● What you will do
Tell me, please, how many lines in the records below include the word "Updating". Give no more than the number.

● Supplied entries
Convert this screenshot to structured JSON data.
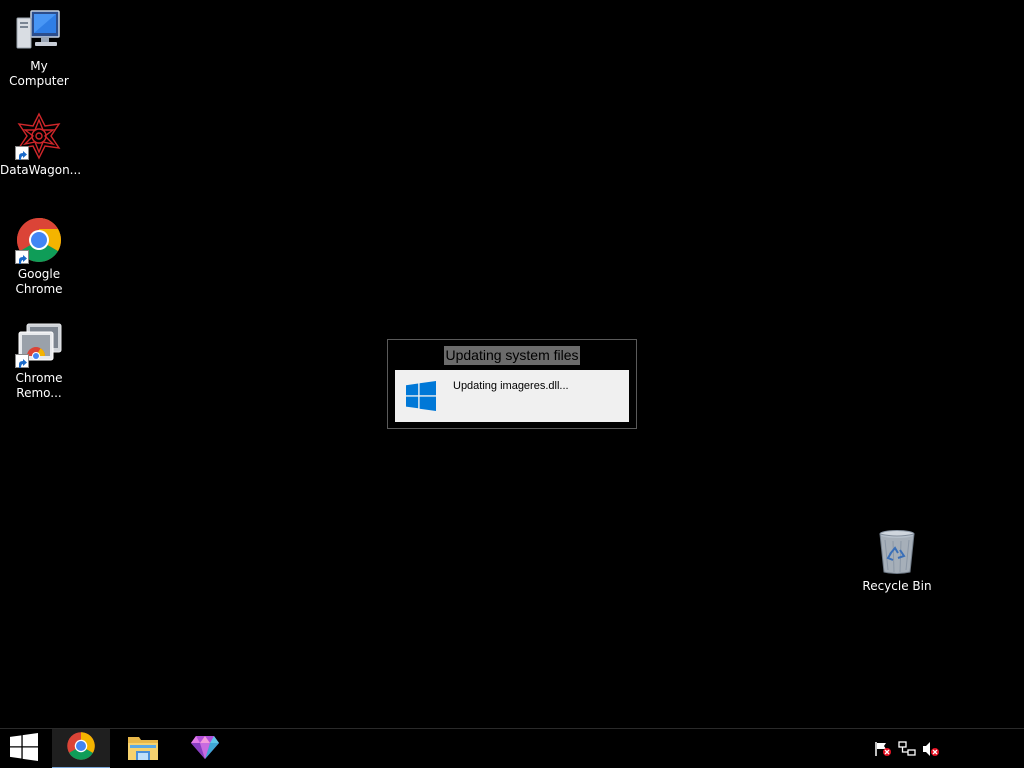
{
  "desktop": {
    "icons": [
      {
        "label": "My Computer",
        "icon": "computer-icon"
      },
      {
        "label": "DataWagon...",
        "icon": "datawagon-icon"
      },
      {
        "label": "Google Chrome",
        "icon": "chrome-icon"
      },
      {
        "label": "Chrome Remo...",
        "icon": "chrome-remote-desktop-icon"
      },
      {
        "label": "Recycle Bin",
        "icon": "recycle-bin-icon"
      }
    ]
  },
  "dialog": {
    "title": "Updating system files",
    "message": "Updating imageres.dll...",
    "icon": "windows-logo-icon"
  },
  "taskbar": {
    "items": [
      {
        "name": "start-button",
        "icon": "windows-logo-icon"
      },
      {
        "name": "chrome",
        "icon": "chrome-icon",
        "active": true
      },
      {
        "name": "file-explorer",
        "icon": "folder-icon"
      },
      {
        "name": "gem-app",
        "icon": "gem-icon"
      }
    ],
    "tray": [
      {
        "name": "action-center",
        "icon": "flag-icon"
      },
      {
        "name": "network",
        "icon": "network-icon"
      },
      {
        "name": "volume",
        "icon": "volume-muted-icon"
      }
    ]
  },
  "colors": {
    "desktop_bg": "#000000",
    "windows_blue": "#0078d7",
    "dialog_title_bg": "#6b6b6b",
    "dialog_body_bg": "#f0f0f0"
  }
}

● Reply to the exercise
2